Sani- The argentines seem to have a preference for gags. In their high-goal, you will see gags predominantly. In the US high-goal, however, pelhams seem to be much more common. Not exactly sure why. I asked someone far more knowledgeable than me. Her answer was that gags kept the horse more on their front end with their heads down in a running and flowing motion where the pelhams tended to keep the horse more in a checked up position on their hind ends. Not sure if this is right. Maybe some others with more knowledge could weigh in.
I believe that because of the leverage effect of the pelham it is much easier to stop with less power of your arms than with a gag. More longer the pelham more dangerous it is. (I saw broken jaws with some long pelhams)
The gag also has the effect, that's why the name in spanisch also is "levantador" = lifter, that it get the head of the horse higher, to lift the front legs when you stop, what's better for the tendons.

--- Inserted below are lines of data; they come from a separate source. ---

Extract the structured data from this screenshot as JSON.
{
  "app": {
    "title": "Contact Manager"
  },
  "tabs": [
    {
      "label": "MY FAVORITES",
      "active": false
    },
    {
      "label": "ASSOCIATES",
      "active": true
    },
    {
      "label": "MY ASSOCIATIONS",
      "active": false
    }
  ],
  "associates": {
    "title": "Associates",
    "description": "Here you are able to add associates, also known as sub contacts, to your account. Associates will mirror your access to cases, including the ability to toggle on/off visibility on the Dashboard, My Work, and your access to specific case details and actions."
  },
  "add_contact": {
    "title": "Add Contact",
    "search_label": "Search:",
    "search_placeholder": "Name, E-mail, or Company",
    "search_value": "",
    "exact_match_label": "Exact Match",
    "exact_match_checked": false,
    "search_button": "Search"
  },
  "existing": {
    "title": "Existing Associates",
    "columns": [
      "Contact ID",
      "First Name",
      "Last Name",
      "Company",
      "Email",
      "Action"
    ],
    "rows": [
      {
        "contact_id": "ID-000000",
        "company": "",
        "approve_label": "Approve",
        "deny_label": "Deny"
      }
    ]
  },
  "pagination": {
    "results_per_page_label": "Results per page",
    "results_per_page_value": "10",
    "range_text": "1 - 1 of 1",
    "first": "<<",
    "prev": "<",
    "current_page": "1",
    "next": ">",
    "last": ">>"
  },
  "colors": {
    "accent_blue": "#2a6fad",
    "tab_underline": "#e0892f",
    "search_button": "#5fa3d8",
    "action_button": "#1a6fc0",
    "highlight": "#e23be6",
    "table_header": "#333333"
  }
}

After all I believe there is always the right bit for each horse and the riding method of each rider, I personally wouldn't say one bit is better than another one.